1. Proper Category Associations
Categories associated with a Google Places page need to be relevant to the business. One of the ways Google knows if the category is relevant to the business is to crawl the site that is linked to that Google Places page and look for keywords that are associated with the chosen categories.
Example: If a Google Places page has Plumber and HVAC Service selected as categories then there needs to be a significant content relating to BOTH of those categories on the linked website. If content relates to only one category (or neither), then that business’s ranking will suffer.
2. Physical Address in City of Search
A business’s physical address must be in the city for which it is listed. Yes, sometimes a business can be found in searches for surrounding cities or towns but that is the exception, not the rule.
3. Consistency of Structured Citations
Structured citations are defined as a business’s listing on online directories like Yelp, SuperPages, Merchant Circle, or others. Thus, the business’s information needs to be consistent across all structured citations. For the purposes of search engines business information is defined as: name, address and phone number (NAP). It can also include the business website. Consistency, often the format used for addresses, is defined as “exactly the same.” If a Google+ Local page is listed as:
Express Auto Care
3540 Harbor Boulevard
Costa Mesa, CA 92626
It could cause some problems if its Yelp page is listed as:
Express Auto Care Service
3540 Harbor Blvd
Costa Mesa, CA 92626
Between the two addresses listed above, there are three inconsistencies. Did you notice all of them?
4. Quality/Authority of Structured Citations
Again, a “structured citation” is a business’s directory listing.
The quality of a citation refers to how well it’s optimized – or completely filled out with relevant, keyword- rich content, and media (pictures & video, if applicable). If the directory provides a field for information, it should be filled out.
Generally speaking, the authority of a citation refers to how trustworthy Google believes that directory is. Below is a list of many authoritative citation sites:
- Yellow Pages
- Dex Knows
- Yahoo Local
- Merchant Circle
- Angie’s List
5. HTML NAP Matching Place Page NAP
Sounds confusing but it’s not. This simply means that the business name, address, and phone number (NAP) must:
- Be displayed on the page of your website (in text – not in an image) that’s linked to your Google Places page AND
- Match exactly the way it’s written on the Google+ Local page
6. Quantity of Structured Citations
Quantity of citations can be viewed like a popularity contest. The more directories a business is listed in, the better. Google likes to have sources that validate that a business does what it says it does on its Google Places page; this creates trust. If Google can find 10 trustworthy online directories for a business that verify the information on its Google+ Local page, then Google is more likely to display that business as a search result when compared to another business with fewer directory listings.

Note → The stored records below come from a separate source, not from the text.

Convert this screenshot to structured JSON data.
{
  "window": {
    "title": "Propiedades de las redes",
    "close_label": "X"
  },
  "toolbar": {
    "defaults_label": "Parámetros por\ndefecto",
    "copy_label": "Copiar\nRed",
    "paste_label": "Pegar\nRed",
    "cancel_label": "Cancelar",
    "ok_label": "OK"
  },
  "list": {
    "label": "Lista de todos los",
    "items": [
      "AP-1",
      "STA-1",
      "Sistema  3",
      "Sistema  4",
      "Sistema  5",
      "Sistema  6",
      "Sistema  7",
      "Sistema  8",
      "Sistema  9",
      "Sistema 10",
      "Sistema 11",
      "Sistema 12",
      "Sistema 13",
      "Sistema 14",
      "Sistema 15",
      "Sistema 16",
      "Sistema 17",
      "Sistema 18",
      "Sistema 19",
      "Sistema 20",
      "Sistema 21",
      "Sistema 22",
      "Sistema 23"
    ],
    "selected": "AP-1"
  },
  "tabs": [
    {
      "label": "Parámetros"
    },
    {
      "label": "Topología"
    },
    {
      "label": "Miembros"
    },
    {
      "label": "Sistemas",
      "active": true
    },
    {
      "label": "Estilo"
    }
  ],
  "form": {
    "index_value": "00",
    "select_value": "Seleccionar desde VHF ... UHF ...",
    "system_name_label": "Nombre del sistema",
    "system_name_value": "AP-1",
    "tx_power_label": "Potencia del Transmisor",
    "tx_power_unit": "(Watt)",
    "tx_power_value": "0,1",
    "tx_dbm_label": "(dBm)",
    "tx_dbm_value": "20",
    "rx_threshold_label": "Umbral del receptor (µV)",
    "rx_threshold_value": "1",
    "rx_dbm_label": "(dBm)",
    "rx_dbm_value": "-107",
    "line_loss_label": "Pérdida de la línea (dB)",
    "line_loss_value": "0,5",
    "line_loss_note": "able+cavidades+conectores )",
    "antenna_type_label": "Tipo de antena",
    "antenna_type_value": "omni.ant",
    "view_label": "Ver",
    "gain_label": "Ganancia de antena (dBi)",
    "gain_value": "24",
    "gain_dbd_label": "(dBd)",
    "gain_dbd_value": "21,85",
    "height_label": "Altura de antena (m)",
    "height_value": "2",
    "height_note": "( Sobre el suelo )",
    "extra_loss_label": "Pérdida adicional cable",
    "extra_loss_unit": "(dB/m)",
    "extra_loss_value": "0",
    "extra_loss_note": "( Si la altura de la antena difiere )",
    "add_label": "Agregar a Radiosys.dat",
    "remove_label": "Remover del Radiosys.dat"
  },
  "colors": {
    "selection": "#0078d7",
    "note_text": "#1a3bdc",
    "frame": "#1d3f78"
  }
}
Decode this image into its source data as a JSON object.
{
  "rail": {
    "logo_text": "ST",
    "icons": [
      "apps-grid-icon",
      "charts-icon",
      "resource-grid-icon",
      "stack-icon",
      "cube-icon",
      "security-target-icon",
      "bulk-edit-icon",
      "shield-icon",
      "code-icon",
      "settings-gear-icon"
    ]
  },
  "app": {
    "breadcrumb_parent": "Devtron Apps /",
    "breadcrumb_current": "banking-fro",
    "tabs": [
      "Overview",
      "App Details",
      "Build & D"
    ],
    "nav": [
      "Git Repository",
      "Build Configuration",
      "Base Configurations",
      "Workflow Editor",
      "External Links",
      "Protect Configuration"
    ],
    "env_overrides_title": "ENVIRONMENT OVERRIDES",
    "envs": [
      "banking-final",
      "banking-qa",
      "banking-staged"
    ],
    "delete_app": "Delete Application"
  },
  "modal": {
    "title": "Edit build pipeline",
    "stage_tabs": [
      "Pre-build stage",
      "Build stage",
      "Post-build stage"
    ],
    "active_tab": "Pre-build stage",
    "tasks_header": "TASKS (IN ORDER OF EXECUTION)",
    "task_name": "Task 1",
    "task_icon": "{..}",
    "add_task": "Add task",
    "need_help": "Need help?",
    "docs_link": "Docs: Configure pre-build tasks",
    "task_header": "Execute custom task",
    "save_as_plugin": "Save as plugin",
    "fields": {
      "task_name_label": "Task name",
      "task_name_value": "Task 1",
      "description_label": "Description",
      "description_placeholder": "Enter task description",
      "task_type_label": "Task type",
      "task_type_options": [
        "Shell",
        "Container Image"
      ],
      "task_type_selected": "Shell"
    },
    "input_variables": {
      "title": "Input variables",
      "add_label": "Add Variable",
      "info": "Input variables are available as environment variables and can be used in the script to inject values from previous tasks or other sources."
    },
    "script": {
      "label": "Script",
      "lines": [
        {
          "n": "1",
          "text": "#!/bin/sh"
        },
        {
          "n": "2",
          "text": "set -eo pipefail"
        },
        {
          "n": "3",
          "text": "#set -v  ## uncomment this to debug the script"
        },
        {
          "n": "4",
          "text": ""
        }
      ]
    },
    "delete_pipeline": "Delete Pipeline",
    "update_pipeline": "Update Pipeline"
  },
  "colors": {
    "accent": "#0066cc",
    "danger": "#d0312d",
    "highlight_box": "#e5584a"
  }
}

7. Domain Authority of Website
Just like Google wants to see authoritative citations for a business, it also likes to see an authoritative website linking to the business’s Google Places page.

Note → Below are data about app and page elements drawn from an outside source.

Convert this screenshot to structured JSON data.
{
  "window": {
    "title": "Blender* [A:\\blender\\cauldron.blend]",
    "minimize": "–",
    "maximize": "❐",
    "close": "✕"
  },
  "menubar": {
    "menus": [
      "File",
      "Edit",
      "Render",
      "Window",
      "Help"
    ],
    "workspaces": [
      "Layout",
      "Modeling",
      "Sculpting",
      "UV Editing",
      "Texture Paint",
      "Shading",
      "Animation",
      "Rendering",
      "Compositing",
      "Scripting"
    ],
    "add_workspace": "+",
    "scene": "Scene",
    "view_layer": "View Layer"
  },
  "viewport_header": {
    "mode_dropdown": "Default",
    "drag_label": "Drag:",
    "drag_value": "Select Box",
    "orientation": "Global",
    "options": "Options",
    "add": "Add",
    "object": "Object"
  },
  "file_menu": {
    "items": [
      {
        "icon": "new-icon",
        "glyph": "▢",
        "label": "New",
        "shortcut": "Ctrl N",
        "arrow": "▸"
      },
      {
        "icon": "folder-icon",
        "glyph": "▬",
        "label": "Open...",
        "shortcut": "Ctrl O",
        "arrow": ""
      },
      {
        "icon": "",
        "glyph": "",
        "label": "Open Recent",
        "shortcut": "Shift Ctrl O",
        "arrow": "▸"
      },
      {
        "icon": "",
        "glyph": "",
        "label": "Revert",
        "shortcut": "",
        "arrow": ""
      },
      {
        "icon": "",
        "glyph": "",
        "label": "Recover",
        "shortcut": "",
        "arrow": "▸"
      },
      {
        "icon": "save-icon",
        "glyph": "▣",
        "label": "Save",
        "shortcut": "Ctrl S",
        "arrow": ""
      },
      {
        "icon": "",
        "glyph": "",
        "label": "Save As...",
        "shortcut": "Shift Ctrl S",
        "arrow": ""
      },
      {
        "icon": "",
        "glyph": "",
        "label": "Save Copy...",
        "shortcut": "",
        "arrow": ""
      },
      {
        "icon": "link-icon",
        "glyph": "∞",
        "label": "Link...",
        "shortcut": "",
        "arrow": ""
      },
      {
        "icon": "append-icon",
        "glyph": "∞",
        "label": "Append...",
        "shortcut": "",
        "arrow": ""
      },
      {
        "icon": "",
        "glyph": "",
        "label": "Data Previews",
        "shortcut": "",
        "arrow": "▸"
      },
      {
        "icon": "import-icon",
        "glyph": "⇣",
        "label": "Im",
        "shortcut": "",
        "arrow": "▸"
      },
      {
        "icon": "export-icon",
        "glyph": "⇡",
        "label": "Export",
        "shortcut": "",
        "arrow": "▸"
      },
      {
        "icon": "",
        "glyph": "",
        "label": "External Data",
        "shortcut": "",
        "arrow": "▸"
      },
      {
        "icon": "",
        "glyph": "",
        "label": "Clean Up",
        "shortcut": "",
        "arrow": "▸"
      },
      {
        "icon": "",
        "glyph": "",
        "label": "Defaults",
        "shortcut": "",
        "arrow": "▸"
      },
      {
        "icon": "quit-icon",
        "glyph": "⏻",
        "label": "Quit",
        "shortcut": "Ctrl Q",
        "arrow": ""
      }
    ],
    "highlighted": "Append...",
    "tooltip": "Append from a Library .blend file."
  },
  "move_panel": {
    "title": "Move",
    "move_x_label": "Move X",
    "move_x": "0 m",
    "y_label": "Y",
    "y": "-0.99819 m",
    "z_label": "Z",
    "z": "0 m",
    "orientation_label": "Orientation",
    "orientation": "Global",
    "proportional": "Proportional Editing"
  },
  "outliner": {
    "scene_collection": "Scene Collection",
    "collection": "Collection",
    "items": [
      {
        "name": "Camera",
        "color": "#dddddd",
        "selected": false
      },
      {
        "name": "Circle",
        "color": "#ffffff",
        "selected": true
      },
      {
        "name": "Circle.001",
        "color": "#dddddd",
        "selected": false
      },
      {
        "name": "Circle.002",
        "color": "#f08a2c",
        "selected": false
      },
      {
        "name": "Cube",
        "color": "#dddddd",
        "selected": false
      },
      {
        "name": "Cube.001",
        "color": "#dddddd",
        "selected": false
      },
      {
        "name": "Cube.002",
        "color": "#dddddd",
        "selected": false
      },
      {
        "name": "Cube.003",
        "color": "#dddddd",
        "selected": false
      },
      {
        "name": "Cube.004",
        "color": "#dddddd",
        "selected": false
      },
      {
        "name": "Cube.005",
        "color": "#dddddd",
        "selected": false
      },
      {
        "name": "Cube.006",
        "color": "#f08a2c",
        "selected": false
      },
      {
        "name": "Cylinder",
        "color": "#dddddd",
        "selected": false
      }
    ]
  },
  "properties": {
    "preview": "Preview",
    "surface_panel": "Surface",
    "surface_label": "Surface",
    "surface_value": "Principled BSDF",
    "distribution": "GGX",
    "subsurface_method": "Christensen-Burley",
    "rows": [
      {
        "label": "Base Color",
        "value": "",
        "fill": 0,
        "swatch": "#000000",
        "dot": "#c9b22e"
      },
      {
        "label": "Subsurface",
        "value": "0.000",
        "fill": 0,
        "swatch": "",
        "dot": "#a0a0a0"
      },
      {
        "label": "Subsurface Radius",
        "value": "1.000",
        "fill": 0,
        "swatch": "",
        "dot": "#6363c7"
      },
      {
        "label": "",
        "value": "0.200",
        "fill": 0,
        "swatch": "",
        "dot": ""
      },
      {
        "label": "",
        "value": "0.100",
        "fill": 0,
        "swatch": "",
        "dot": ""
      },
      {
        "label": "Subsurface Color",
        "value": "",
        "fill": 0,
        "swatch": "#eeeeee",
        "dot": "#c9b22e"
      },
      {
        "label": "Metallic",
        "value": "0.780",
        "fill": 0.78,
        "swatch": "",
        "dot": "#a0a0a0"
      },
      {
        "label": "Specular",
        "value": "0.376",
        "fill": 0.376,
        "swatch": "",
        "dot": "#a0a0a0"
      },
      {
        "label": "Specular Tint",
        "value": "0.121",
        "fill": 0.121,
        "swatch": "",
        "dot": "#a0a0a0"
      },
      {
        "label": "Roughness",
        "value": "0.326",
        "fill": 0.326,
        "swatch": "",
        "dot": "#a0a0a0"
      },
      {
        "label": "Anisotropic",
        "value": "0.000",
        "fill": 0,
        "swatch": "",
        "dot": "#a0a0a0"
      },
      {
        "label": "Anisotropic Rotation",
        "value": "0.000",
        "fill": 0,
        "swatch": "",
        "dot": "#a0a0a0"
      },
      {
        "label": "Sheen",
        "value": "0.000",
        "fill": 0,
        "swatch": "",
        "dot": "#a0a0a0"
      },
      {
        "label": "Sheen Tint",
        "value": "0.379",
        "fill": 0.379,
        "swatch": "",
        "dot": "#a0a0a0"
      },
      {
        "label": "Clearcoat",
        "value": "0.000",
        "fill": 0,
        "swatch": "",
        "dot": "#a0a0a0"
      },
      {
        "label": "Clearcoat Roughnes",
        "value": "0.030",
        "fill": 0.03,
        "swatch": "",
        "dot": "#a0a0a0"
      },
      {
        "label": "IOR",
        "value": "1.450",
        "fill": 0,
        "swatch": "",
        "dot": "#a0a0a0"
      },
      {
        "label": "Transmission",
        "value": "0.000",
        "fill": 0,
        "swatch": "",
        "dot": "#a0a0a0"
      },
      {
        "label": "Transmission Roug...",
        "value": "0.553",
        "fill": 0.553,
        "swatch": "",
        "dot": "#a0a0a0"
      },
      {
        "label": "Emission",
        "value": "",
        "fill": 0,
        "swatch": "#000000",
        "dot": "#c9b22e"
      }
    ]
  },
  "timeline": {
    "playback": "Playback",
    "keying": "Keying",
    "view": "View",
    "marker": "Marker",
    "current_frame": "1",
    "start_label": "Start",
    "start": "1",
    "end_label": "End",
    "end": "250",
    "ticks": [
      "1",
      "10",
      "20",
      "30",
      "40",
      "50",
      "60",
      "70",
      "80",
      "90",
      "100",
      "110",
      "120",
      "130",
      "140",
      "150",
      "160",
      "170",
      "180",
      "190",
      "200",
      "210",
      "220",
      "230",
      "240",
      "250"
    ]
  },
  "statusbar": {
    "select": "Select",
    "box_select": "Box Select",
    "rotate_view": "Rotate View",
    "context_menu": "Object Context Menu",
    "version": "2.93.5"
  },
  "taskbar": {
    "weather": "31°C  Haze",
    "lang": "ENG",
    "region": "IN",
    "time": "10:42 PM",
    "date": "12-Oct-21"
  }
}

Click HERE for a free tool from moz.com that is used to check a website’s authority. Any score over 40 would be considered desirable.
8. Individually Owner-verified Google+ Local page
Refers to a Google+ Local page for a business which has been claimed and PIN verified by someone from that business or by someone who is doing the SEO for that business. A verified listing is much more trustworthy than one that has not been verified.
9. City, State in Places Landing Page Title
The page on the local business’s website (usually the homepage) that is linked to the Google+ Local page needs to have the “City, ST” in its title tag.
- Title tags are created when a webmaster first creates a website or a new page on that website;
- When writing a title tag for a page, it needs be relevant to the content on that page.
See below for a screenshot of a search performed on Google for “Dentist Los Angeles.” It’s not surprising to see that the letter “A” result is using this tactic on their website. You can view any page’s title tag by hovering over that page’s tab at the top of your browser (see mouse circled in red).
10. Proximity of Address to the Centroid
Google’s centroid is defined as the geographical center of a city or town. The closer a business is to the centroid, the better chance it has to rank well for a search including that city name. When searching for “Painting Company Costa Mesa” the painting companies near the center of Costa Mesa stand a better chance of ranking well.
However, if the searcher is physically located in Costa Mesa, using only “Painting Company” will work fine. Google will use searchers physical location as a starting point for the search rather than the Costa Mesa centroid and the painting companies that are physically located close to searcher location will have an advantage.
If you are a local business owner and want to know more about the details of the local search ranking factors or simply want some more information on how we can help your business rank high on Google search results, give us a call at (877) 635-6225.